TAG SK Telecom, SKT, T-Store, wipi

I'm finally breaking out of my social media silence. Coming back from business trip and holidays, I was faced with ridiculous amount of work. 

Lift Asia 2009 is taking place in beautiful Jeju Island right next week. (September 17-18) For those who don't know, Lift is Europe's TED. It's not necessarily a tech conference per se, but there is plenty of talks on technology. LIFT is more about fundamental trends and inspirations than about, say, the latest protocol for web data exchange. How does "objects that blog about their interactions with the environment", or  "a building that changes shape in real time depending on its inhabitants' behavior" sound to you? Pretty cool, ain't it?  

LIFT's main conference is held in Europe in Spring, and the Fall event is happening in Asia. The venue for the Asian event is (just like the last year) Korea's Jeju Island - the southern-most part of the country that's arguably as tranquil/tropical/exotic as any other getaway trip destinations in South East Asia. 

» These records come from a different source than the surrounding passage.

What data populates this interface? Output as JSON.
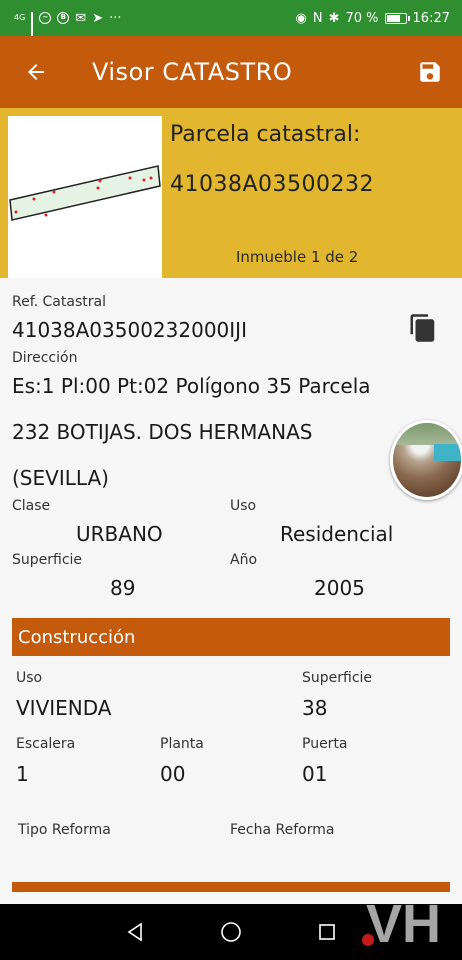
{
  "status_bar": {
    "network": "4G",
    "battery_percent": "70 %",
    "time": "16:27"
  },
  "app_bar": {
    "title": "Visor CATASTRO",
    "back_icon": "arrow-left-icon",
    "save_icon": "save-icon",
    "color": "#c35a0c"
  },
  "parcel": {
    "title": "Parcela catastral:",
    "code": "41038A03500232",
    "inmueble": "Inmueble 1 de 2",
    "header_color": "#e2b62f"
  },
  "details": {
    "ref_label": "Ref. Catastral",
    "ref_value": "41038A03500232000IJI",
    "direccion_label": "Dirección",
    "direccion_line1": "Es:1 Pl:00 Pt:02 Polígono 35 Parcela",
    "direccion_line2": "232 BOTIJAS. DOS HERMANAS",
    "direccion_line3": "(SEVILLA)",
    "clase_label": "Clase",
    "clase_value": "URBANO",
    "uso_label": "Uso",
    "uso_value": "Residencial",
    "superficie_label": "Superficie",
    "superficie_value": "89",
    "anio_label": "Año",
    "anio_value": "2005"
  },
  "construccion": {
    "title": "Construcción",
    "uso_label": "Uso",
    "uso_value": "VIVIENDA",
    "superficie_label": "Superficie",
    "superficie_value": "38",
    "escalera_label": "Escalera",
    "escalera_value": "1",
    "planta_label": "Planta",
    "planta_value": "00",
    "puerta_label": "Puerta",
    "puerta_value": "01",
    "tipo_reforma_label": "Tipo Reforma",
    "fecha_reforma_label": "Fecha Reforma"
  },
  "watermark": "VH"
}
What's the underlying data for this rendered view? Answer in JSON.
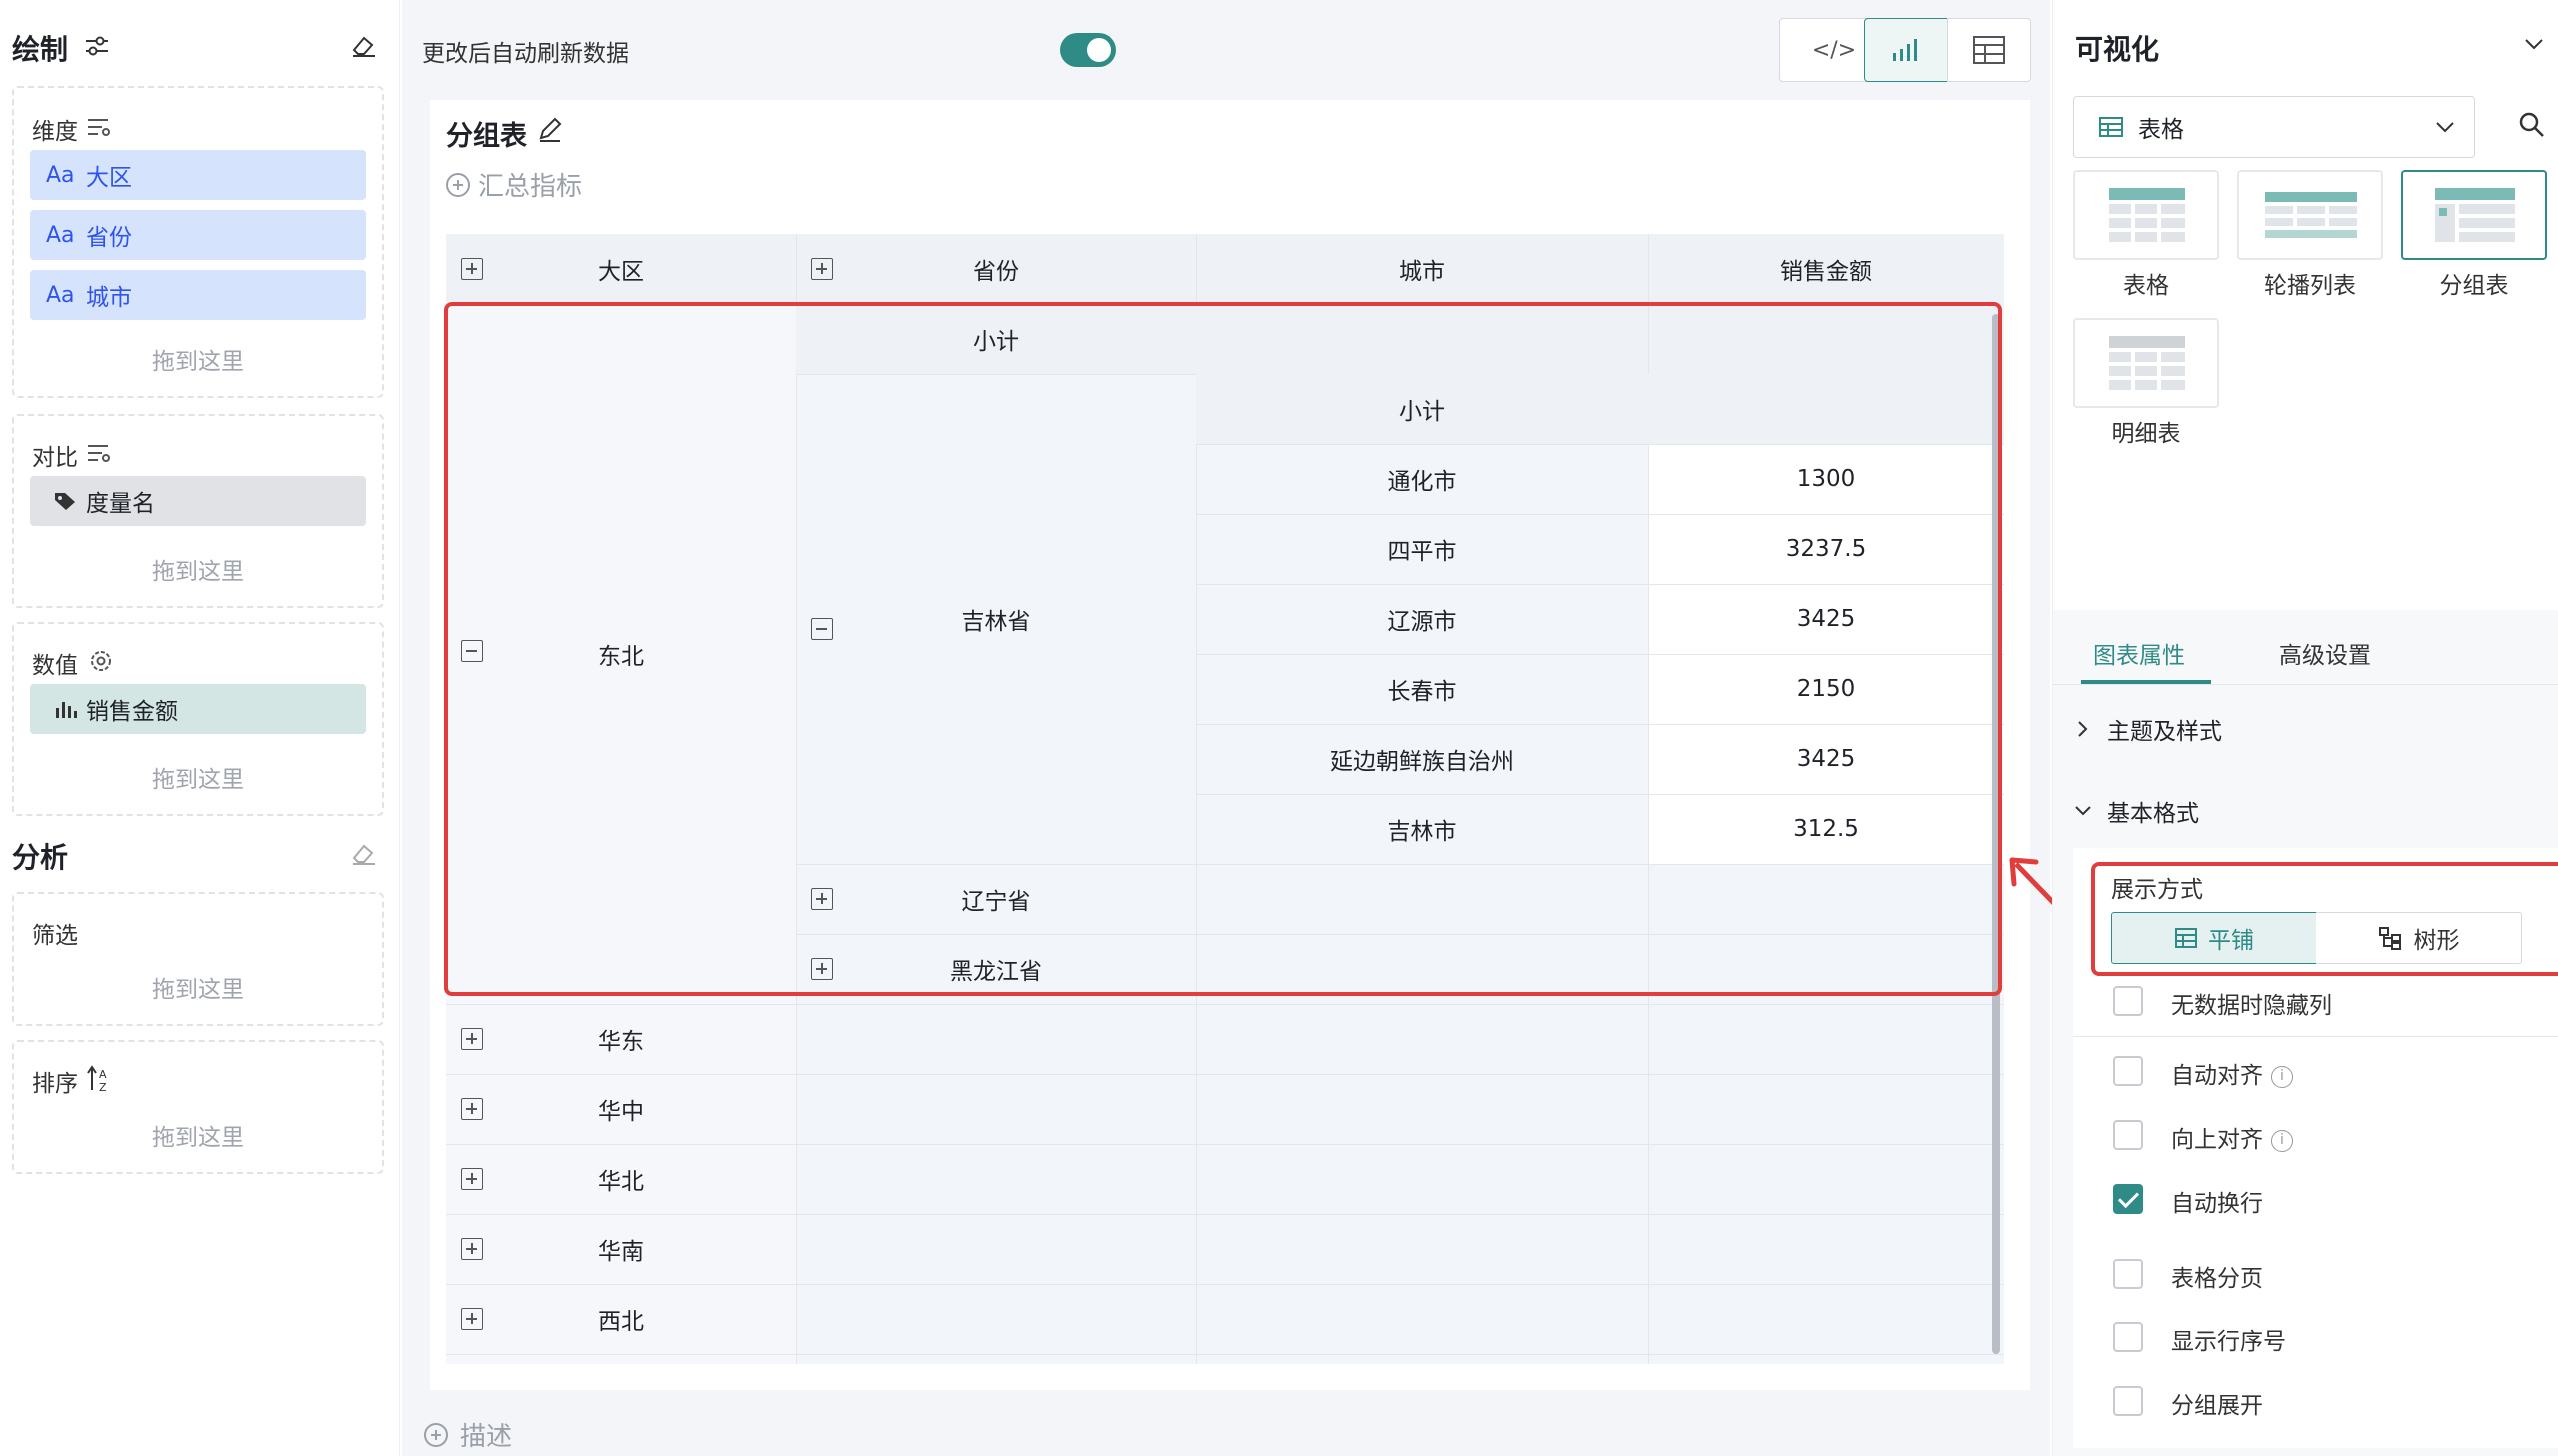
{
  "left": {
    "draw_title": "绘制",
    "dimension": {
      "label": "维度",
      "chips": [
        {
          "icon": "Aa",
          "label": "大区"
        },
        {
          "icon": "Aa",
          "label": "省份"
        },
        {
          "icon": "Aa",
          "label": "城市"
        }
      ],
      "drop_hint": "拖到这里"
    },
    "compare": {
      "label": "对比",
      "chip": "度量名",
      "drop_hint": "拖到这里"
    },
    "value": {
      "label": "数值",
      "chip": "销售金额",
      "drop_hint": "拖到这里"
    },
    "analysis_title": "分析",
    "filter": {
      "label": "筛选",
      "drop_hint": "拖到这里"
    },
    "sort": {
      "label": "排序",
      "drop_hint": "拖到这里"
    }
  },
  "center": {
    "auto_refresh_label": "更改后自动刷新数据",
    "auto_refresh_on": true,
    "code_btn": "</>",
    "chart_title": "分组表",
    "add_metric": "汇总指标",
    "describe": "描述",
    "table": {
      "headers": [
        "大区",
        "省份",
        "城市",
        "销售金额"
      ],
      "region_expanded": "东北",
      "subtotal": "小计",
      "province_expanded": "吉林省",
      "cities": [
        {
          "city": "通化市",
          "amount": "1300"
        },
        {
          "city": "四平市",
          "amount": "3237.5"
        },
        {
          "city": "辽源市",
          "amount": "3425"
        },
        {
          "city": "长春市",
          "amount": "2150"
        },
        {
          "city": "延边朝鲜族自治州",
          "amount": "3425"
        },
        {
          "city": "吉林市",
          "amount": "312.5"
        }
      ],
      "other_provinces": [
        "辽宁省",
        "黑龙江省"
      ],
      "other_regions": [
        "华东",
        "华中",
        "华北",
        "华南",
        "西北"
      ]
    }
  },
  "right": {
    "title": "可视化",
    "chart_select": "表格",
    "types": [
      "表格",
      "轮播列表",
      "分组表",
      "明细表"
    ],
    "selected_type": "分组表",
    "tabs": [
      "图表属性",
      "高级设置"
    ],
    "active_tab": "图表属性",
    "theme_section": "主题及样式",
    "basic_section": "基本格式",
    "display_mode_label": "展示方式",
    "display_modes": [
      "平铺",
      "树形"
    ],
    "active_mode": "平铺",
    "options": [
      {
        "label": "无数据时隐藏列",
        "checked": false,
        "info": false
      },
      {
        "label": "自动对齐",
        "checked": false,
        "info": true
      },
      {
        "label": "向上对齐",
        "checked": false,
        "info": true
      },
      {
        "label": "自动换行",
        "checked": true,
        "info": false
      },
      {
        "label": "表格分页",
        "checked": false,
        "info": false
      },
      {
        "label": "显示行序号",
        "checked": false,
        "info": false
      },
      {
        "label": "分组展开",
        "checked": false,
        "info": false
      }
    ],
    "colors": {
      "accent": "#2e8b86",
      "highlight": "#e23d3d"
    }
  }
}
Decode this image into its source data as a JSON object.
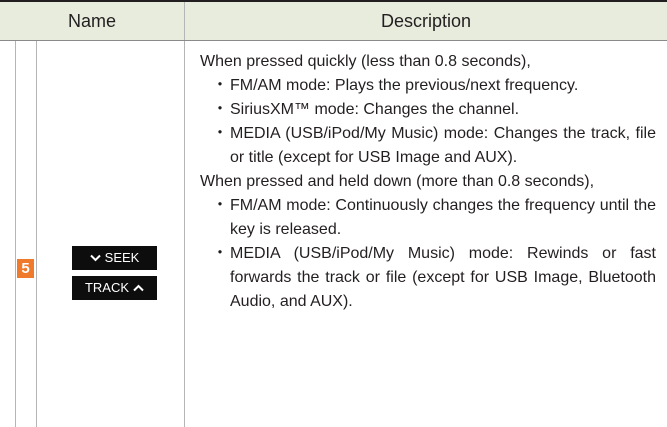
{
  "header": {
    "name": "Name",
    "description": "Description"
  },
  "row": {
    "number": "5",
    "keys": {
      "seek": "SEEK",
      "track": "TRACK"
    },
    "quick_intro": "When pressed quickly (less than 0.8 seconds),",
    "quick_items": [
      "FM/AM mode: Plays the previous/next frequency.",
      "SiriusXM™ mode: Changes the channel.",
      "MEDIA (USB/iPod/My Music) mode: Changes the track, file or title (except for USB Image and AUX)."
    ],
    "held_intro": "When pressed and held down (more than 0.8 seconds),",
    "held_items": [
      "FM/AM mode: Continuously changes the frequency until the key is released.",
      "MEDIA (USB/iPod/My Music) mode: Rewinds or fast forwards the track or file (except for USB Image, Bluetooth Audio, and AUX)."
    ],
    "bullet": "・"
  },
  "colors": {
    "header_bg": "#e7ecdd",
    "badge": "#f07a2c",
    "key_bg": "#0d0d0d"
  },
  "icons": {
    "seek_key": "chevron-down-icon",
    "track_key": "chevron-up-icon"
  }
}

Jeju Island - photo from Flickr

Of course the key difference between spending your early Fall in other nice places and Jeju is that, with LIFT Asia, you can recharge your intellectual mojo while also bathing in the sun. Speakers are definitely top-notch and are bringing with themselves lots of exciting experiences and expertise. If not for LIFT, where can you possibly meet the folks who are building next-generation robots, buildings, and games in one place? 

Well, simply saying "meet" would not be sufficient, because the networking session will make everyone into friends. Jeju's secluded environment keeps all attendees and speakers away from big-city distractions and almost force them to spend the evenings together. You want some real networking? LIFT Asia is the right conference for you to attend. You can register at LIFT's official homepage

TAG Lift, LIFT Asia